Web page and app entries:
○ ○ ○ ○

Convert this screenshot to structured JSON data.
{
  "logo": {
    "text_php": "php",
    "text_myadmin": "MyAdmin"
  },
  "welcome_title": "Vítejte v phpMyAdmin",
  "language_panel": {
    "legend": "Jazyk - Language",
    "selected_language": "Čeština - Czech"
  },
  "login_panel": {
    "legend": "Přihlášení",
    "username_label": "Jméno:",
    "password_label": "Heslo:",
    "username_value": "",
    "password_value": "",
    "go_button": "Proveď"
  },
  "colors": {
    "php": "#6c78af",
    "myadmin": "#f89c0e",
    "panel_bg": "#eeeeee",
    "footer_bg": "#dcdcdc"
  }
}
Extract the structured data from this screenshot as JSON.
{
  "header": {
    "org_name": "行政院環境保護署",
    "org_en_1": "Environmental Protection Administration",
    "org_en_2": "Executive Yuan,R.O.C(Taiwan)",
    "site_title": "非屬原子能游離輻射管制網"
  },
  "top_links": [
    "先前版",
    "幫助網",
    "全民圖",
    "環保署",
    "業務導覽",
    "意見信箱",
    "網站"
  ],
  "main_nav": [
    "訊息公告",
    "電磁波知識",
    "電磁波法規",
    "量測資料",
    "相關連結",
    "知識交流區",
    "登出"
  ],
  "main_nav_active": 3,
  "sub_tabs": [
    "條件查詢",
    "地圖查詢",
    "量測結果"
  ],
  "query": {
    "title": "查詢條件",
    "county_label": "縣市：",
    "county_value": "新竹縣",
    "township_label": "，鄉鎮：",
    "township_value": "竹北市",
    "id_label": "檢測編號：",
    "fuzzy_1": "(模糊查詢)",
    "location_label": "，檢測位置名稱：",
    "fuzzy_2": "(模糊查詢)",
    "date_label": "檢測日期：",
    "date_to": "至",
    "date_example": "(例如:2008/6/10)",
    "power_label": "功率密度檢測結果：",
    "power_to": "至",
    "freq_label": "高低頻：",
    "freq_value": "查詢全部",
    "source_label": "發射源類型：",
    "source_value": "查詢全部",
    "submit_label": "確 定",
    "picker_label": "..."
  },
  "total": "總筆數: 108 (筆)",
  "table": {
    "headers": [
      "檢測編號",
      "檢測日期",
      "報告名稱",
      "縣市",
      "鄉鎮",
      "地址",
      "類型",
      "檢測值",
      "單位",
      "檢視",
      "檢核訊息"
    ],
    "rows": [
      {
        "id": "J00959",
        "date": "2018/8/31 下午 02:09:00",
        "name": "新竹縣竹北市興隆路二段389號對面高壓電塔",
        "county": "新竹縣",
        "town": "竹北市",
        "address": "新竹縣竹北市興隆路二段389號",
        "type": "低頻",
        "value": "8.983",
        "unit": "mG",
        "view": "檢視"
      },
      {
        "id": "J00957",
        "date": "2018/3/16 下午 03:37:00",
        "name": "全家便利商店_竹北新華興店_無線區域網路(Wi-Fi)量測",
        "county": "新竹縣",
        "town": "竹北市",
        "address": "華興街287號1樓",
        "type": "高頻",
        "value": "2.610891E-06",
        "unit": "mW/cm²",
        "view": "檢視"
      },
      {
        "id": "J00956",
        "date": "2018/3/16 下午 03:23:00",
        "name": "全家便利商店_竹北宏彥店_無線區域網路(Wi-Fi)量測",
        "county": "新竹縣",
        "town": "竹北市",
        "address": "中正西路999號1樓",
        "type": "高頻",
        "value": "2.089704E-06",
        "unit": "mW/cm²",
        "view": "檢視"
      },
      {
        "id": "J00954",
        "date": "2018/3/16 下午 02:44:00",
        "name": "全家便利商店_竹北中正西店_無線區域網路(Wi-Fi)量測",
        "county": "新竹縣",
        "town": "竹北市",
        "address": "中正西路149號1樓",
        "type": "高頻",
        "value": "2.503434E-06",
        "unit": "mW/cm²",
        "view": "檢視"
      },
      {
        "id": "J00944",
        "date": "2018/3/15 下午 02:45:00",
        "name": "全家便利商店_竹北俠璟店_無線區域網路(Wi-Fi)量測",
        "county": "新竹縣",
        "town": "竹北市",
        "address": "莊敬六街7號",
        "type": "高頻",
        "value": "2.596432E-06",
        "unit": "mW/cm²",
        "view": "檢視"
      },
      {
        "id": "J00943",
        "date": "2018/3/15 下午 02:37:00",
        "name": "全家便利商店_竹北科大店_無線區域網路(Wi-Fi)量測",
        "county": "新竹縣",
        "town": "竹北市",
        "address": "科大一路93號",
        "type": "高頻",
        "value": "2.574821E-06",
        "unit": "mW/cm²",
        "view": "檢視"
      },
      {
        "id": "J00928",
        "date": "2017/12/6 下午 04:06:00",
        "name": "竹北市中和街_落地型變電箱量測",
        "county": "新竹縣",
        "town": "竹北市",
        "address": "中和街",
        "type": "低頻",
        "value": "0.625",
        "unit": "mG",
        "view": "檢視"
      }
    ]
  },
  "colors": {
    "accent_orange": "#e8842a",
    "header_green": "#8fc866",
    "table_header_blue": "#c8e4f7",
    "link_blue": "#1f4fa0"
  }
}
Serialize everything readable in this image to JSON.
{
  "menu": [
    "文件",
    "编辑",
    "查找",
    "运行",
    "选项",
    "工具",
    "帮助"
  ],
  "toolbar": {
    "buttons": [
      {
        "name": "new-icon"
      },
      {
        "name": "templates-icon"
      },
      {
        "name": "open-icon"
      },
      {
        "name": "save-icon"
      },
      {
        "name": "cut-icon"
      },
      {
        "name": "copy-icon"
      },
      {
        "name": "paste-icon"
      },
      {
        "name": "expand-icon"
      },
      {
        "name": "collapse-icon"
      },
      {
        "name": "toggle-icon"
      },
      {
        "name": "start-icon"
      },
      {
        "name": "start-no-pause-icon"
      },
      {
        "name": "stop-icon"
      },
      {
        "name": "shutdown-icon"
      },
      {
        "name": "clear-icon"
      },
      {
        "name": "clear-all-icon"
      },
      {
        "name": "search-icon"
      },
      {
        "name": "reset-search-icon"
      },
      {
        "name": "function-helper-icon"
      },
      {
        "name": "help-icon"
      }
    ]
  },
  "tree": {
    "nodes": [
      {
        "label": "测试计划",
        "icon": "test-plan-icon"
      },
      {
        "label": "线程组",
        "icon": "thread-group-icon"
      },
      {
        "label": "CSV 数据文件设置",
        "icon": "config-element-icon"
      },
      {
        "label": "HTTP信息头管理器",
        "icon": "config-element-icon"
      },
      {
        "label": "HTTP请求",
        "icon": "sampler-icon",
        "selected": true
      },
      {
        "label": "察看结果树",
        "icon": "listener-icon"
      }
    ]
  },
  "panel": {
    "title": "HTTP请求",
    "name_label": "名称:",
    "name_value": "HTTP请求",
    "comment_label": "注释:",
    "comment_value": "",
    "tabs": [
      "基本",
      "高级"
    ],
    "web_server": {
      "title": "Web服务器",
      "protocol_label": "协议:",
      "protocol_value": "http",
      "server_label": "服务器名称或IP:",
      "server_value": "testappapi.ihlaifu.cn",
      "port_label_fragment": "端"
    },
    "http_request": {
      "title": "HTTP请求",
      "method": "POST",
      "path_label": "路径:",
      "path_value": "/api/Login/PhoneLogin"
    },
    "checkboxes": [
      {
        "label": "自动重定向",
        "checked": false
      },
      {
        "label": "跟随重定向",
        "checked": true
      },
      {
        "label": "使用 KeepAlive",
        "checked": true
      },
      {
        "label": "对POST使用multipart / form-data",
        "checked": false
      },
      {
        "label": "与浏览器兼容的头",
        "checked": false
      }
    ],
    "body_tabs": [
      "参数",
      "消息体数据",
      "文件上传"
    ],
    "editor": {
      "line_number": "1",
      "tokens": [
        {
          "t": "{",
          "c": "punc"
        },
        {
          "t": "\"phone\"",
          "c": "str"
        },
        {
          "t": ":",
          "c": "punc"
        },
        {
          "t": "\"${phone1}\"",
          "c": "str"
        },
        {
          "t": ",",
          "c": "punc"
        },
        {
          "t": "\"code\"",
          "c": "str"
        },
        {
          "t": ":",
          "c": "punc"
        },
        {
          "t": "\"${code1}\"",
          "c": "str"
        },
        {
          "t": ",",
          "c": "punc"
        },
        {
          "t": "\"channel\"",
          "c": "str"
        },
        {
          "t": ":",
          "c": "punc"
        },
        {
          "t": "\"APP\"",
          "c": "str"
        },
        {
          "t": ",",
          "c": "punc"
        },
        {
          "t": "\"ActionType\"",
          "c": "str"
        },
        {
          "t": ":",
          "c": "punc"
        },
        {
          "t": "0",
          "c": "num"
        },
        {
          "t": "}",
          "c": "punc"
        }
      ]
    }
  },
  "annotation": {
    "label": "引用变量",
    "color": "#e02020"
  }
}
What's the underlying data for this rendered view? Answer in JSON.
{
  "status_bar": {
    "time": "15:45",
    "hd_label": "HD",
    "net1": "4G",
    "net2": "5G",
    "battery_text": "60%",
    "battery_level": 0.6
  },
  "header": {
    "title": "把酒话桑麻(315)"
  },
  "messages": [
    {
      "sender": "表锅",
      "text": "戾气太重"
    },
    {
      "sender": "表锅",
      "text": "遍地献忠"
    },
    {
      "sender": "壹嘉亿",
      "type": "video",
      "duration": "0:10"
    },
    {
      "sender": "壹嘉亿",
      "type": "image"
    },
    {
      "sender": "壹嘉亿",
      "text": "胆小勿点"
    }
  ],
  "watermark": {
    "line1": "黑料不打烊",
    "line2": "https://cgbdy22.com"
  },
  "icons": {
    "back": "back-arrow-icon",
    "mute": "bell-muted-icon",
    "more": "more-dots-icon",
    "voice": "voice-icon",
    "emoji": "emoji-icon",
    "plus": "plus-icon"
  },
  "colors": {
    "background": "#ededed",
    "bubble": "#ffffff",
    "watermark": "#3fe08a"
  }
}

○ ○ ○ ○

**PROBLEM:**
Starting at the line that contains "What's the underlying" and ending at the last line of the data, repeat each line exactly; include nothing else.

**RESULT:**
What's the underlying data for this rendered view? Answer in JSON.
{
  "status_bar": {
    "time": "15:45",
    "hd_label": "HD",
    "net1": "4G",
    "net2": "5G",
    "battery_text": "60%",
    "battery_level": 0.6
  },
  "header": {
    "title": "把酒话桑麻(315)"
  },
  "messages": [
    {
      "sender": "表锅",
      "text": "戾气太重"
    },
    {
      "sender": "表锅",
      "text": "遍地献忠"
    },
    {
      "sender": "壹嘉亿",
      "type": "video",
      "duration": "0:10"
    },
    {
      "sender": "壹嘉亿",
      "type": "image"
    },
    {
      "sender": "壹嘉亿",
      "text": "胆小勿点"
    }
  ],
  "watermark": {
    "line1": "黑料不打烊",
    "line2": "https://cgbdy22.com"
  },
  "icons": {
    "back": "back-arrow-icon",
    "mute": "bell-muted-icon",
    "more": "more-dots-icon",
    "voice": "voice-icon",
    "emoji": "emoji-icon",
    "plus": "plus-icon"
  },
  "colors": {
    "background": "#ededed",
    "bubble": "#ffffff",
    "watermark": "#3fe08a"
  }
}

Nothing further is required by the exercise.